§ Prompt: In every line of the records, look for "ConnectWise", then report how many lines have it and nothing else.

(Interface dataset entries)
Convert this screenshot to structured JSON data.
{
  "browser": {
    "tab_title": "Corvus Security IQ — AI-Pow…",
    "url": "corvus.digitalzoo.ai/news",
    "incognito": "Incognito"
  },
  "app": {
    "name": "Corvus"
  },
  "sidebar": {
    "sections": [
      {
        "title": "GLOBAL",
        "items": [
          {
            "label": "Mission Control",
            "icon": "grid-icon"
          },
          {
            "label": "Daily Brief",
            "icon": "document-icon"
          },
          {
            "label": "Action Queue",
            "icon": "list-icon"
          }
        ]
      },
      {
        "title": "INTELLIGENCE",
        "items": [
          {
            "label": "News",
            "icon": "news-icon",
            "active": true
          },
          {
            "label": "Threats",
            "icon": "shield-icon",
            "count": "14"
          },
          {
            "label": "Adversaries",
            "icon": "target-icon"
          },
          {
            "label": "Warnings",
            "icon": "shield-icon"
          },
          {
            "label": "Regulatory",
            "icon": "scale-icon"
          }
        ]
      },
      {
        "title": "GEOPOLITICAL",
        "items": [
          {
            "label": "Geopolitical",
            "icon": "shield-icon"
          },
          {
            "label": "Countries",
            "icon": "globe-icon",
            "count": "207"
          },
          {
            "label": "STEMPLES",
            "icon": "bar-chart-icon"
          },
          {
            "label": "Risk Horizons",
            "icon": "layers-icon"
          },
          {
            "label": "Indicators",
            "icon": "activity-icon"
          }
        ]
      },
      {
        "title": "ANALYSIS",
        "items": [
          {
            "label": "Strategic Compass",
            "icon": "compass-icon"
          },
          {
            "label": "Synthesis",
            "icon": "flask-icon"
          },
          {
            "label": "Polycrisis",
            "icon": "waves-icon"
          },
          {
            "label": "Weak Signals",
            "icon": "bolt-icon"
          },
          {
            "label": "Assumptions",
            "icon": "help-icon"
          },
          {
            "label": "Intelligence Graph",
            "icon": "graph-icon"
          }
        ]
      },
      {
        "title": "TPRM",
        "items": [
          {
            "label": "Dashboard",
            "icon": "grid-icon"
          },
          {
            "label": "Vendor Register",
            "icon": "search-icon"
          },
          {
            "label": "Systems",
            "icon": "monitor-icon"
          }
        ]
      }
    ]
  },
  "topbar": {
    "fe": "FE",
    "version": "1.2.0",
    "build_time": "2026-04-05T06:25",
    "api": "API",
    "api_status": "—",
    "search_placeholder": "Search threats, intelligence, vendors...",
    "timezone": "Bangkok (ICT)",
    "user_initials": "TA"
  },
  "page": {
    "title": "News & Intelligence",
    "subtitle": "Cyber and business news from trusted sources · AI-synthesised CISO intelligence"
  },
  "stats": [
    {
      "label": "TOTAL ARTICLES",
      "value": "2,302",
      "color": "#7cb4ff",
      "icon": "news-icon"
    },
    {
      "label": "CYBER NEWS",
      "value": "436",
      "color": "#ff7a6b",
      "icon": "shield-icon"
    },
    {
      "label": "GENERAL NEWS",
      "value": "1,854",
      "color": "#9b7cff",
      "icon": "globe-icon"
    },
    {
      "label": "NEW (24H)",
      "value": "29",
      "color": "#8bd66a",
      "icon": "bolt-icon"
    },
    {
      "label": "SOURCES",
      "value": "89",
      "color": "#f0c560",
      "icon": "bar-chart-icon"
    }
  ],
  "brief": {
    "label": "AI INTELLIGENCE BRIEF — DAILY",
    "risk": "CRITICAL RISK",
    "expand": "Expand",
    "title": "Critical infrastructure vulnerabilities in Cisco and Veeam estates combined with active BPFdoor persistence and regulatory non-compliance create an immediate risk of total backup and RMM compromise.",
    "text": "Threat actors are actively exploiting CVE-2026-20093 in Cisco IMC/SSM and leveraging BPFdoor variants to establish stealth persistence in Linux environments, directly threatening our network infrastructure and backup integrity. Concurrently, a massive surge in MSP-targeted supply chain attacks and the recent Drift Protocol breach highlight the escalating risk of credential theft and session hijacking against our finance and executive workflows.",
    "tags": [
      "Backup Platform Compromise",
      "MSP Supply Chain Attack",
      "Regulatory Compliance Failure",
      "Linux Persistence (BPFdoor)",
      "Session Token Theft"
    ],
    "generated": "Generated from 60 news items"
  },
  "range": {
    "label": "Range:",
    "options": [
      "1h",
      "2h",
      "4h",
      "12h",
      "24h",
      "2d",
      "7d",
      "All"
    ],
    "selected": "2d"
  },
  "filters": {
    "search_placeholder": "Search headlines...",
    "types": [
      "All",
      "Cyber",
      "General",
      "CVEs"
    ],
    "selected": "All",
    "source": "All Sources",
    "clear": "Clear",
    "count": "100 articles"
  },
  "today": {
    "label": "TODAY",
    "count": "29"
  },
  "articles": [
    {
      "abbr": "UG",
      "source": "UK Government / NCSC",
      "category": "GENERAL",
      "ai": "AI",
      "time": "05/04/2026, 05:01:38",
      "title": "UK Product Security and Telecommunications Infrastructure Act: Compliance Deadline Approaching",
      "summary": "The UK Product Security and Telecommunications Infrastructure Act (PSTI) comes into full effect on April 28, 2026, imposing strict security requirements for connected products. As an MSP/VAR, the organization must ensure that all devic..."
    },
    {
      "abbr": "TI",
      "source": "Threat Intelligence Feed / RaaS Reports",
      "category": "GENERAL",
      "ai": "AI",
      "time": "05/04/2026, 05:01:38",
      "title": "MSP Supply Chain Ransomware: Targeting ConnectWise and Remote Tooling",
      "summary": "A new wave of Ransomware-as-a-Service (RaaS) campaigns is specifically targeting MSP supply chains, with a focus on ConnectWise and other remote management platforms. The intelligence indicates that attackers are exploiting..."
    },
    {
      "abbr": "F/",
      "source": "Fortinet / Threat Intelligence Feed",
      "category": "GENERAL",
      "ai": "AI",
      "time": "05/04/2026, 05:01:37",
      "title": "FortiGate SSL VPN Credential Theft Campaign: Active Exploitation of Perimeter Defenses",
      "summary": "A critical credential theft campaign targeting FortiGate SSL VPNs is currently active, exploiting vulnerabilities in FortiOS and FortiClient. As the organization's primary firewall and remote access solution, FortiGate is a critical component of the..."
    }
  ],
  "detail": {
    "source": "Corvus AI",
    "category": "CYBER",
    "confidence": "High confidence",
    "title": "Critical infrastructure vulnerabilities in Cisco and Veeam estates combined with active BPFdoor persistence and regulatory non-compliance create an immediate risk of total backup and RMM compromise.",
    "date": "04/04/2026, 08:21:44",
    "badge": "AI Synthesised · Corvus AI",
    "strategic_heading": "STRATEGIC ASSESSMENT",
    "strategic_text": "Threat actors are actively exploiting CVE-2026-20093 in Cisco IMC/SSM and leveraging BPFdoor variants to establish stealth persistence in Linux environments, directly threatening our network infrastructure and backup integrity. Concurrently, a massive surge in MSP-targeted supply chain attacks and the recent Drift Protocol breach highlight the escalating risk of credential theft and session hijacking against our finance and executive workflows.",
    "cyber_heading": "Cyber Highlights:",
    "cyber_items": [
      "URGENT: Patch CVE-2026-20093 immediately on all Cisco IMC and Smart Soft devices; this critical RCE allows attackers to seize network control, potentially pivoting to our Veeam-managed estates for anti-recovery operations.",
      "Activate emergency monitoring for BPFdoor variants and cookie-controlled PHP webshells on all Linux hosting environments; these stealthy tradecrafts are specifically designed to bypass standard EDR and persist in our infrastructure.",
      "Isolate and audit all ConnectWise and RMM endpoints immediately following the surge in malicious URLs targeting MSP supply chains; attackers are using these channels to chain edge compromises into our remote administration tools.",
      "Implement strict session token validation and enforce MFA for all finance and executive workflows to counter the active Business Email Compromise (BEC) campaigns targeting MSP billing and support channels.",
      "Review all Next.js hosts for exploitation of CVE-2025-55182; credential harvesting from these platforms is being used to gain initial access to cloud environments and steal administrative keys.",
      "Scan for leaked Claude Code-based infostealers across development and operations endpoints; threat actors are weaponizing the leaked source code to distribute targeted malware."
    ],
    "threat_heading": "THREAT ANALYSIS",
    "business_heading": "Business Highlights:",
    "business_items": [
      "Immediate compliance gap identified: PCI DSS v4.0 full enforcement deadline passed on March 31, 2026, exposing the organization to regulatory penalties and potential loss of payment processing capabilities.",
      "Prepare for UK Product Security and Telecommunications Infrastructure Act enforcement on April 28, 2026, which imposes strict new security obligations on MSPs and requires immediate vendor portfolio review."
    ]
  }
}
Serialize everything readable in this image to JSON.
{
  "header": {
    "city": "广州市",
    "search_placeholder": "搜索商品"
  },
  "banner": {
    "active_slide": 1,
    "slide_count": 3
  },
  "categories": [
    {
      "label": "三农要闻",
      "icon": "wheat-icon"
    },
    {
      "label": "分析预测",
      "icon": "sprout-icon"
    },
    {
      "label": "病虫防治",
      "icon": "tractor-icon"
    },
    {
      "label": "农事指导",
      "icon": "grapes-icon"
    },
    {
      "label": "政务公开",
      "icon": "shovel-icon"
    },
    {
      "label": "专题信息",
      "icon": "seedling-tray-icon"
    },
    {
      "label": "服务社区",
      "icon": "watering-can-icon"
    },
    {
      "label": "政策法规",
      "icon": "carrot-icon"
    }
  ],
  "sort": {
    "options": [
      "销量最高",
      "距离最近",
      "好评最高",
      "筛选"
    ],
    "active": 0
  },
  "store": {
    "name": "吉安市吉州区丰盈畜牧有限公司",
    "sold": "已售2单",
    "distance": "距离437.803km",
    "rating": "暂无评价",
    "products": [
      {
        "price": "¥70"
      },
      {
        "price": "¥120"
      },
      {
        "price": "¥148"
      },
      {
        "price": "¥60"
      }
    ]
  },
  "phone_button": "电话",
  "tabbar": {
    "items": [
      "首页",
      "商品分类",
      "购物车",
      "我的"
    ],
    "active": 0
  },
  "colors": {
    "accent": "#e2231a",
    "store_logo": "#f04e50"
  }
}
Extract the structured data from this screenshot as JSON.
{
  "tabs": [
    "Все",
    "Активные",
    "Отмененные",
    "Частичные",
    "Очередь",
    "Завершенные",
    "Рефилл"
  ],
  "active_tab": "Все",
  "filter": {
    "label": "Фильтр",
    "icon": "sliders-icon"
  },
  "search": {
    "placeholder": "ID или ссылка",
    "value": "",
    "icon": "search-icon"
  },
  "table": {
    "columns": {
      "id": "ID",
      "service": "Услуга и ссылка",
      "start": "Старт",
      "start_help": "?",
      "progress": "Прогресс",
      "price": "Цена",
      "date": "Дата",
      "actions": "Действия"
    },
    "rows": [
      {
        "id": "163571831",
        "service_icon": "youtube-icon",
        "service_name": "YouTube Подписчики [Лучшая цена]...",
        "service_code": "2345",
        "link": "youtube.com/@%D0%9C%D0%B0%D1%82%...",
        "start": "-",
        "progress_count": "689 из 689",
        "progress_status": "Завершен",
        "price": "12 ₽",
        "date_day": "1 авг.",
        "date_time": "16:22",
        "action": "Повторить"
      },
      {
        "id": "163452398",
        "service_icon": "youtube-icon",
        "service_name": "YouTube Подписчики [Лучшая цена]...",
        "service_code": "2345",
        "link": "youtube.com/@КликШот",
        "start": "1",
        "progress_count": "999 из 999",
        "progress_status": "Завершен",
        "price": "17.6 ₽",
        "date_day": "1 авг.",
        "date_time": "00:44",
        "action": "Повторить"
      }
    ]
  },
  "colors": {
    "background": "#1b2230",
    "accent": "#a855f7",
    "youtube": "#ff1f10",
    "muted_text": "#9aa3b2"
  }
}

§ Solution to this task: 3